WORKING DATA below:

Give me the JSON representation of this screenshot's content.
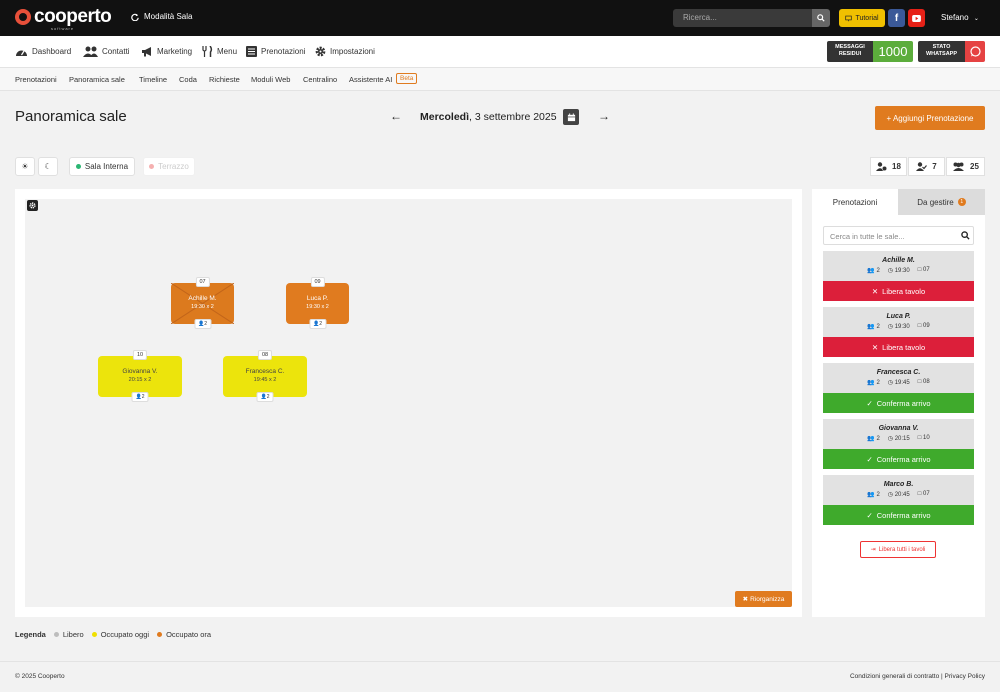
{
  "topbar": {
    "logo_text": "cooperto",
    "logo_sub": "software",
    "mode_label": "Modalità Sala",
    "search_placeholder": "Ricerca...",
    "tutorial_label": "Tutorial",
    "facebook_label": "f",
    "user_name": "Stefano"
  },
  "nav": {
    "items": [
      {
        "label": "Dashboard",
        "icon": "dashboard-icon"
      },
      {
        "label": "Contatti",
        "icon": "users-icon"
      },
      {
        "label": "Marketing",
        "icon": "megaphone-icon"
      },
      {
        "label": "Menu",
        "icon": "cutlery-icon"
      },
      {
        "label": "Prenotazioni",
        "icon": "list-icon"
      },
      {
        "label": "Impostazioni",
        "icon": "gear-icon"
      }
    ],
    "messages_label": "MESSAGGI RESIDUI",
    "messages_count": "1000",
    "whatsapp_label": "STATO WHATSAPP"
  },
  "subnav": {
    "items": [
      "Prenotazioni",
      "Panoramica sale",
      "Timeline",
      "Coda",
      "Richieste",
      "Moduli Web",
      "Centralino",
      "Assistente AI"
    ],
    "beta_label": "Beta"
  },
  "header": {
    "title": "Panoramica sale",
    "day": "Mercoledì",
    "date": ", 3 settembre 2025",
    "add_label": "+ Aggiungi Prenotazione"
  },
  "rooms": {
    "active": "Sala Interna",
    "inactive": "Terrazzo"
  },
  "stats": {
    "guests_to_arrive": "18",
    "guests_arrived": "7",
    "guests_total": "25"
  },
  "floor": {
    "tables": [
      {
        "number": "07",
        "name": "Achille M.",
        "time": "19:30 x 2",
        "seats": "2",
        "status": "occupato-ora"
      },
      {
        "number": "09",
        "name": "Luca P.",
        "time": "19:30 x 2",
        "seats": "2",
        "status": "occupato-ora"
      },
      {
        "number": "10",
        "name": "Giovanna V.",
        "time": "20:15 x 2",
        "seats": "2",
        "status": "occupato-oggi"
      },
      {
        "number": "08",
        "name": "Francesca C.",
        "time": "19:45 x 2",
        "seats": "2",
        "status": "occupato-oggi"
      }
    ],
    "reorganize_label": "Riorganizza"
  },
  "legend": {
    "title": "Legenda",
    "libero": "Libero",
    "oggi": "Occupato oggi",
    "ora": "Occupato ora",
    "colors": {
      "libero": "#bdbdbd",
      "oggi": "#f0e000",
      "ora": "#e07b1f"
    }
  },
  "side": {
    "tab_prenotazioni": "Prenotazioni",
    "tab_gestire": "Da gestire",
    "gestire_count": "1",
    "search_placeholder": "Cerca in tutte le sale...",
    "reservations": [
      {
        "name": "Achille M.",
        "people": "2",
        "time": "19:30",
        "table": "07",
        "action": "Libera tavolo",
        "action_type": "libera"
      },
      {
        "name": "Luca P.",
        "people": "2",
        "time": "19:30",
        "table": "09",
        "action": "Libera tavolo",
        "action_type": "libera"
      },
      {
        "name": "Francesca C.",
        "people": "2",
        "time": "19:45",
        "table": "08",
        "action": "Conferma arrivo",
        "action_type": "conferma"
      },
      {
        "name": "Giovanna V.",
        "people": "2",
        "time": "20:15",
        "table": "10",
        "action": "Conferma arrivo",
        "action_type": "conferma"
      },
      {
        "name": "Marco B.",
        "people": "2",
        "time": "20:45",
        "table": "07",
        "action": "Conferma arrivo",
        "action_type": "conferma"
      }
    ],
    "free_all_label": "Libera tutti i tavoli"
  },
  "footer": {
    "copyright": "© 2025 Cooperto",
    "terms": "Condizioni generali di contratto",
    "privacy": "Privacy Policy"
  }
}
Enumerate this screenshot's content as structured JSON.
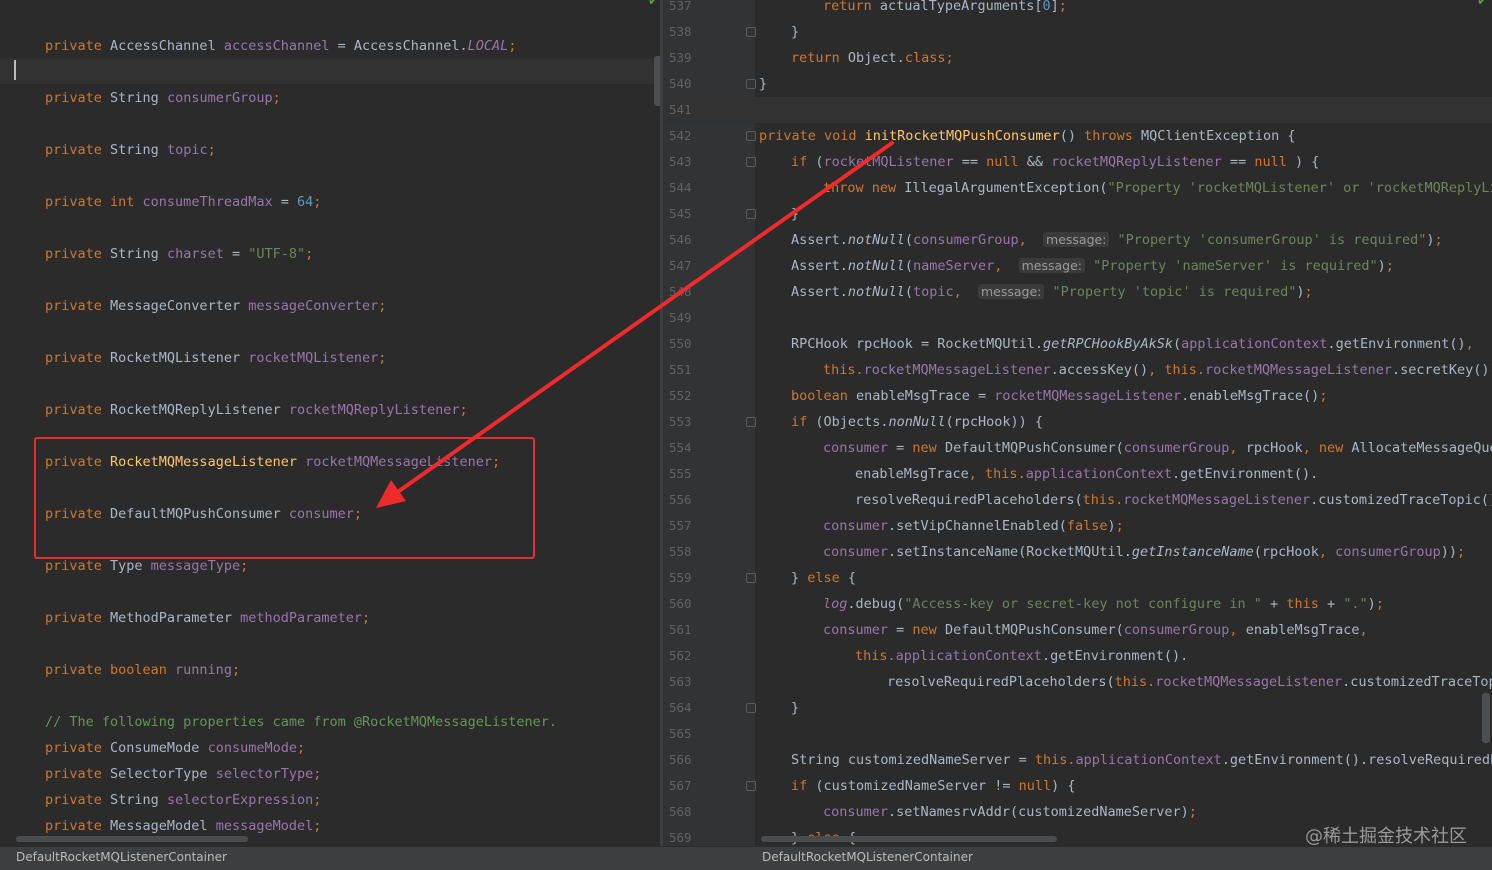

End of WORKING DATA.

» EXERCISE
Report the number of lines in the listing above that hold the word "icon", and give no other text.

» EXERCISE OUTPUT
6